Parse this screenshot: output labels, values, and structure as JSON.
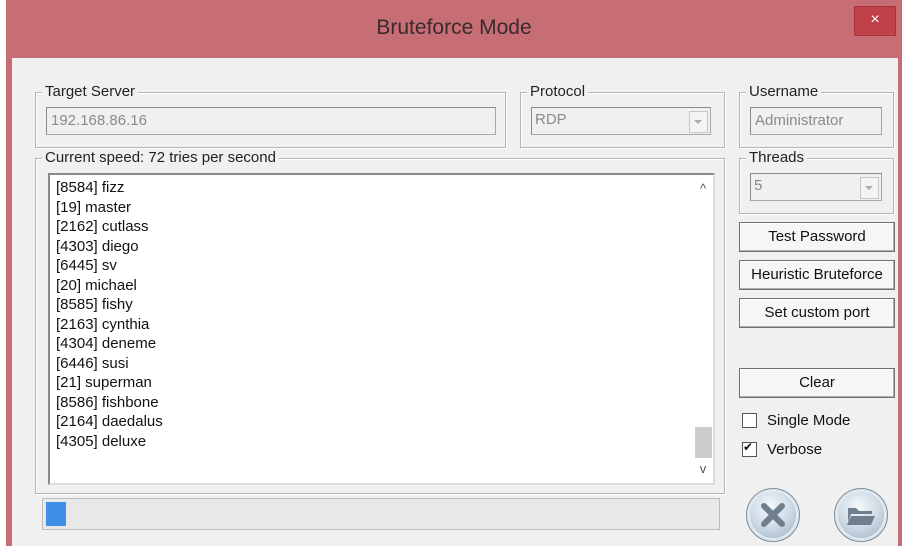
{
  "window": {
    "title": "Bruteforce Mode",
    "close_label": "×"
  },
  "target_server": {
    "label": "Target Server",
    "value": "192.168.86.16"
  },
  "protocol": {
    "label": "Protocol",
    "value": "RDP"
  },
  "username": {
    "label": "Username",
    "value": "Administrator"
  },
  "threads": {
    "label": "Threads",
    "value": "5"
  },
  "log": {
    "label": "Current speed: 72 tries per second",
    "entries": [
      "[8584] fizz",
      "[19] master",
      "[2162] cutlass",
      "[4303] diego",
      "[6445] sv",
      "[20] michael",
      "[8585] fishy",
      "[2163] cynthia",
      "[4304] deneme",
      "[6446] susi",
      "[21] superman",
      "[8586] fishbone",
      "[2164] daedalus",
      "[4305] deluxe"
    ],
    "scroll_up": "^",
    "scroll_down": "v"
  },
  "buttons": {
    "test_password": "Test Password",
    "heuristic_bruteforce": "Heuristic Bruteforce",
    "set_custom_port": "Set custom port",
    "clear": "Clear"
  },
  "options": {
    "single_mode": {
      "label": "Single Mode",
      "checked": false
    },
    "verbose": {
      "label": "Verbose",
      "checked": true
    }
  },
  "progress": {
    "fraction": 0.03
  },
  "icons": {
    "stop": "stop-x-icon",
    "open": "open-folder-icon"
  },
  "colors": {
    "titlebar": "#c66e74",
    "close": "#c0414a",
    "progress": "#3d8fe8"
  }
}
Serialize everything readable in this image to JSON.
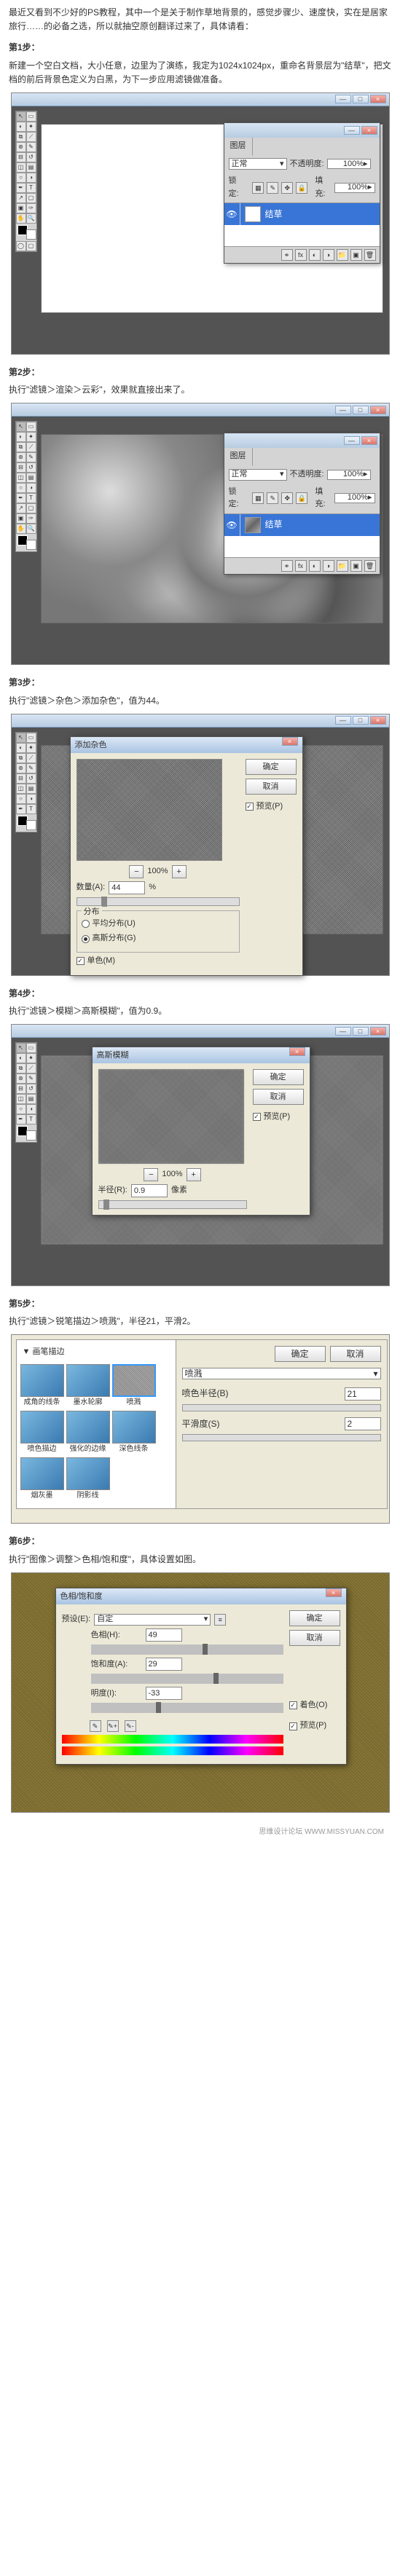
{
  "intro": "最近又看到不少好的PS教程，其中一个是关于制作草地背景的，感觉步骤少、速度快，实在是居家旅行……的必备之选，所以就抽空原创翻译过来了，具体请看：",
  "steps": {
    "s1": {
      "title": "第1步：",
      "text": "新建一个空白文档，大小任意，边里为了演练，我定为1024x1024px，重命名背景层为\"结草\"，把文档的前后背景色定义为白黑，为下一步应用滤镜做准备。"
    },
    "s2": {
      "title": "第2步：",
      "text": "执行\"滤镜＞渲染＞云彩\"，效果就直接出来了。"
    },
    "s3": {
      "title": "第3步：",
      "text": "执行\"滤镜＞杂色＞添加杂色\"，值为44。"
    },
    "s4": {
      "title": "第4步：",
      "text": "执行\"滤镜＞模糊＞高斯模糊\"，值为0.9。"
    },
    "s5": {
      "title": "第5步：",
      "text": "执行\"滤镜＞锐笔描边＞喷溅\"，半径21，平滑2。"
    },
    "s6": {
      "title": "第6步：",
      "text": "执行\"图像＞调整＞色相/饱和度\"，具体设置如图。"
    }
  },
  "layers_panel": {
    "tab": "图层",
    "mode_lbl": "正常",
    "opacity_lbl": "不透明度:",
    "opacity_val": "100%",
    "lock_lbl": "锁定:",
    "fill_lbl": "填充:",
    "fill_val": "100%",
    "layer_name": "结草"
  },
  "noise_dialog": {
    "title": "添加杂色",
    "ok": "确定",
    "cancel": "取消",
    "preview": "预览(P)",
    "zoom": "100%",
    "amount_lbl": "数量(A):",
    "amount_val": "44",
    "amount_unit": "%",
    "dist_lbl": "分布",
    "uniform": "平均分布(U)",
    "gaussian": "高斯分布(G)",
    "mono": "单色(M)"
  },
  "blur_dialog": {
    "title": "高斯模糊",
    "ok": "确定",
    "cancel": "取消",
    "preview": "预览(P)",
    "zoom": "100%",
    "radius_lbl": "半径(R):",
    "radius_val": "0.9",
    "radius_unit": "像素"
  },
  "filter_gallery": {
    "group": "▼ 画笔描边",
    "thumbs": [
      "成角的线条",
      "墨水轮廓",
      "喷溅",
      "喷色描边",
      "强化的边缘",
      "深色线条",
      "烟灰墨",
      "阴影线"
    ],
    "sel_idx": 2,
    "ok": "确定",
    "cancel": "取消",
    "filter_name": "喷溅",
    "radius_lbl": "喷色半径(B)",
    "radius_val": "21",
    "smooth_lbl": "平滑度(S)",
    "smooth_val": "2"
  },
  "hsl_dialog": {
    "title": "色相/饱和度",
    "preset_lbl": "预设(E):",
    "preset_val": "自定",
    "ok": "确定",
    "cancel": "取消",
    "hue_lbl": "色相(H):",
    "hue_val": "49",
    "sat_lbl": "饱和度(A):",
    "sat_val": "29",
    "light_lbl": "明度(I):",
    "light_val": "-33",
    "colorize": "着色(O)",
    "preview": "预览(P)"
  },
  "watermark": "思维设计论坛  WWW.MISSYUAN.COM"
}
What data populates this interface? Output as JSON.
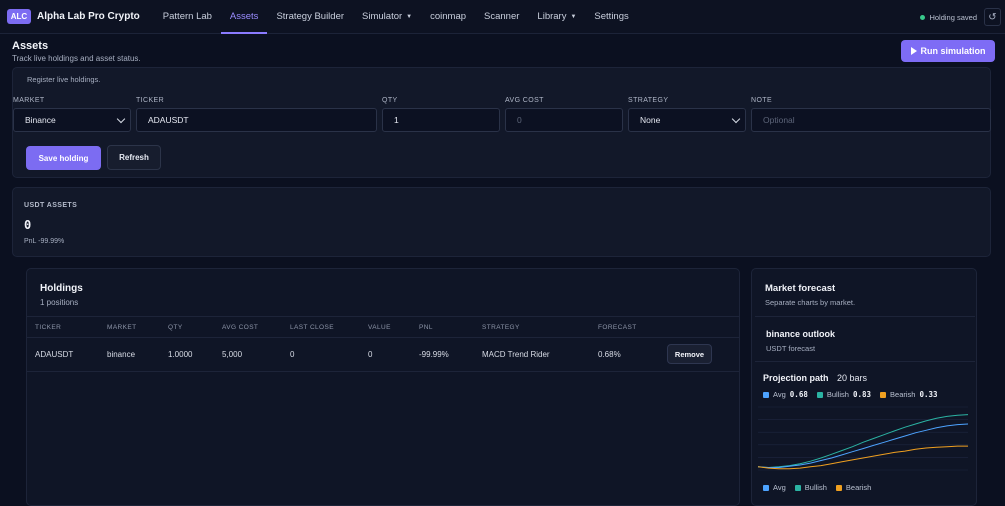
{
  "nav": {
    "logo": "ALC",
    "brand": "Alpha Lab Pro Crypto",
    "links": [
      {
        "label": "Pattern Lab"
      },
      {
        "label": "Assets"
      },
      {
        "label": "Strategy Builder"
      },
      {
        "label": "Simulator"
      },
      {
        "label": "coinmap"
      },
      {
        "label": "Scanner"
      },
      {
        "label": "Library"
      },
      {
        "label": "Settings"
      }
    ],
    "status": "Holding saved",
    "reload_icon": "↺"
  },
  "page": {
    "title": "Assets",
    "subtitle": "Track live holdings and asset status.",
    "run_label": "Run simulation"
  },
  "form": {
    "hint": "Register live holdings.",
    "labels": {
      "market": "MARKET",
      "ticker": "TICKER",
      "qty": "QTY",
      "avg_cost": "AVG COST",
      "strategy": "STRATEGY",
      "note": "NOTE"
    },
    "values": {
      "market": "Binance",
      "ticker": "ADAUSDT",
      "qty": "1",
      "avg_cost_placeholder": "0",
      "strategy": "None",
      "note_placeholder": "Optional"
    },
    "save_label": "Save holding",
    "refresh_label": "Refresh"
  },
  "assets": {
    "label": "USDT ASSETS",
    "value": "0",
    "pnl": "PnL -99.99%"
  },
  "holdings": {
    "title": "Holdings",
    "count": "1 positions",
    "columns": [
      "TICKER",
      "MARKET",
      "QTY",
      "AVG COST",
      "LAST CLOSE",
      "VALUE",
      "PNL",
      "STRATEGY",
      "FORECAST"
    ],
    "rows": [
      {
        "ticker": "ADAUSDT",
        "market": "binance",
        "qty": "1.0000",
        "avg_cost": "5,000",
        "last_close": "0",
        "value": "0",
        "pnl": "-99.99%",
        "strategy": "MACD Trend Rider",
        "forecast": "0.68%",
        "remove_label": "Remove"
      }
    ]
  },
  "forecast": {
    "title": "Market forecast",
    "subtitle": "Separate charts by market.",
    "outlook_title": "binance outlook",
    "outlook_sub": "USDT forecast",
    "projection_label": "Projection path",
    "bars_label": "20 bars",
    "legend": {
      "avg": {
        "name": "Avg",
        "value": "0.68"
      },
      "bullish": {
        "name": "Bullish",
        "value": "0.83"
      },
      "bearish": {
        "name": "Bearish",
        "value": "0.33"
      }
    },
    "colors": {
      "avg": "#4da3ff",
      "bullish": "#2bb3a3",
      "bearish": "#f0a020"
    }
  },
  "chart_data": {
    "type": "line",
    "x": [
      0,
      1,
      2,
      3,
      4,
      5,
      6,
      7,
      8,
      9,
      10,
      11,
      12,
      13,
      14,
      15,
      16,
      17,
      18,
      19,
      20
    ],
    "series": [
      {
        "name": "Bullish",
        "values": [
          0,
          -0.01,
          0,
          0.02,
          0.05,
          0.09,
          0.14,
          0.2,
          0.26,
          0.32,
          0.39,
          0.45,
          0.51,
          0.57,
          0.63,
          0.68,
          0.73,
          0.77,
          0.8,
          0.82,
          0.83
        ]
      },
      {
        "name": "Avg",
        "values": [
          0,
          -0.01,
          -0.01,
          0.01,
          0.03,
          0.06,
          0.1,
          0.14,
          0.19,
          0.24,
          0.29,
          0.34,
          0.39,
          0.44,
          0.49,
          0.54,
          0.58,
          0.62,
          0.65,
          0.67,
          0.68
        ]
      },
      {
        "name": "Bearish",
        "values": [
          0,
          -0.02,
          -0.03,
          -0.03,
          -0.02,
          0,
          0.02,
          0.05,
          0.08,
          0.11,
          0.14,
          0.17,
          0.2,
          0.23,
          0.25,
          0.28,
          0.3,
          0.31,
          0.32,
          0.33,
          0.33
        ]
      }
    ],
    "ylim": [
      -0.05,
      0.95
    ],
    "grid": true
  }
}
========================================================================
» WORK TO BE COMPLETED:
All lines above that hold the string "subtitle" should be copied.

» EXERCISE RESULT:
    "subtitle": "Track live holdings and asset status.",
    "subtitle": "Separate charts by market.",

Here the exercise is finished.